What’s Stopping You?

Photo of green coffee cup with napkin that has "try something new" written on it.
© PixelsAway, Bigstock.com

By GAIL JOKERST

A decade may have passed since I first saw The Best Exotic Marigold Hotel at the movie theater, yet one line from the film remained with me ever since: “The only real failure is the failure to try.”

Those words nudged me out of my comfort zone many times since then. 

Admittedly, some items on my list qualified as more playful or physically challenging, such as line dancing and table tennis, but even those require discipline and agility. 

The important point for me was questioning what would keep me from pursuing these activities more seriously, given the opportunity to do so. The answer surprised me: pride. 

Humility and patience are required to willingly be a beginner again. Whether it was putting a spin on a table tennis ball, or mastering a new dance step, I didn’t want to be publicly embarrassed by missing a serve or tripping over my own feet. 

It was as if I thought everyone else who attempted learning a new skill aced it the first try. Even Baryshnikov must have twisted his ankle practicing pirouettes. Mastery takes persistence. 

There will always be people who are better or worse than I am at something, however, I’ve realized that shouldn’t be what moves or stops me. This isn’t about them. It’s about me having the willingness to try and possibly look foolish. I set the standard of my success, and I can set that bar as high or low as I choose. 

When I began writing this essay, I realized this idea wasn’t something I had tuned into previously.
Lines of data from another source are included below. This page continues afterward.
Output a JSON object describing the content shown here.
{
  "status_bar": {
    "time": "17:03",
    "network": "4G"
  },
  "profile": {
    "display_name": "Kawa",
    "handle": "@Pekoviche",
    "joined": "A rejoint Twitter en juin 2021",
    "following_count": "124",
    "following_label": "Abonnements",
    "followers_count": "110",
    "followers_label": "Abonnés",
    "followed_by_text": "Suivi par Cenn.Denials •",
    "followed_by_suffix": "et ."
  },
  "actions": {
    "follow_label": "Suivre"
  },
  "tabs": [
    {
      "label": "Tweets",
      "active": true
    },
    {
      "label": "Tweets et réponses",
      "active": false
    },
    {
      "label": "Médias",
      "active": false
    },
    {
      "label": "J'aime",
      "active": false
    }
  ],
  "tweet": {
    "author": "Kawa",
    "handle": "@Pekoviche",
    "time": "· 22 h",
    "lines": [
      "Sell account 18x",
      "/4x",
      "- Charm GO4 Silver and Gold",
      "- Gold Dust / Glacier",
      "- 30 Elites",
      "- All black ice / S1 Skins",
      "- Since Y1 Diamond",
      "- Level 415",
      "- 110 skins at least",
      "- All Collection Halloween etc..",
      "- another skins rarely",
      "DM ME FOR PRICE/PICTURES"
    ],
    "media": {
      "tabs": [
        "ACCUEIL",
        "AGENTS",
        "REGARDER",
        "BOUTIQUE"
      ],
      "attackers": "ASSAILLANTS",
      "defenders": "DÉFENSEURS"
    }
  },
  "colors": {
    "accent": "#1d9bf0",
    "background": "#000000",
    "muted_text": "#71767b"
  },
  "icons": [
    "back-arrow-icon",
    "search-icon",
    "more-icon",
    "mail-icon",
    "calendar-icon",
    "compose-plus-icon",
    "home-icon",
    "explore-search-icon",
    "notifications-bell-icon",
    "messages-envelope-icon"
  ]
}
But after mentioning it to a friend, she shared an insight her son told her while teaching the French horn to high schoolers. Contrary to the maxim, he said “Practice doesn’t necessarily make perfect. But it does make us better.” 

I liked that. It reminds me that my goal isn’t to be the best. It’s to engage without fear or self-consciousness for the pleasure of the adventure and the happiness it brings.

Shortly after that conversation, I serendipitously found an article by Arthur C. Brooks, “Go Ahead and Fail” in The Atlantic. I laughed when I saw that title, realizing what had been going on in my consciousness was also bouncing around in the mental universe. 

The takeaway for me from that article was that perfectionism can make you miserable. Muster the courage to mess up. It seems the human species will do almost anything to avoid looking bad in front of others. 

For many, the article explains, fear of failure overpowers the desire to succeed at something new. Consequently, many never bother to try.

“The Best Exotic Marigold Hotel” concluded that our “measure of success is how we cope with disappointment.”

I may never enter a table tennis tournament or be a candidate for “Dancing with the Stars,” but I simply want to prove to myself that fear can’t keep me from doing something potentially fulfilling and joyous. It can’t keep me from taking risks or finding humor in my blunders. After all, it’s my attitude, not the activity itself, that really measures my success. 

If I fail, I can try again and enjoy it. There’s nothing disappointing about that. MSN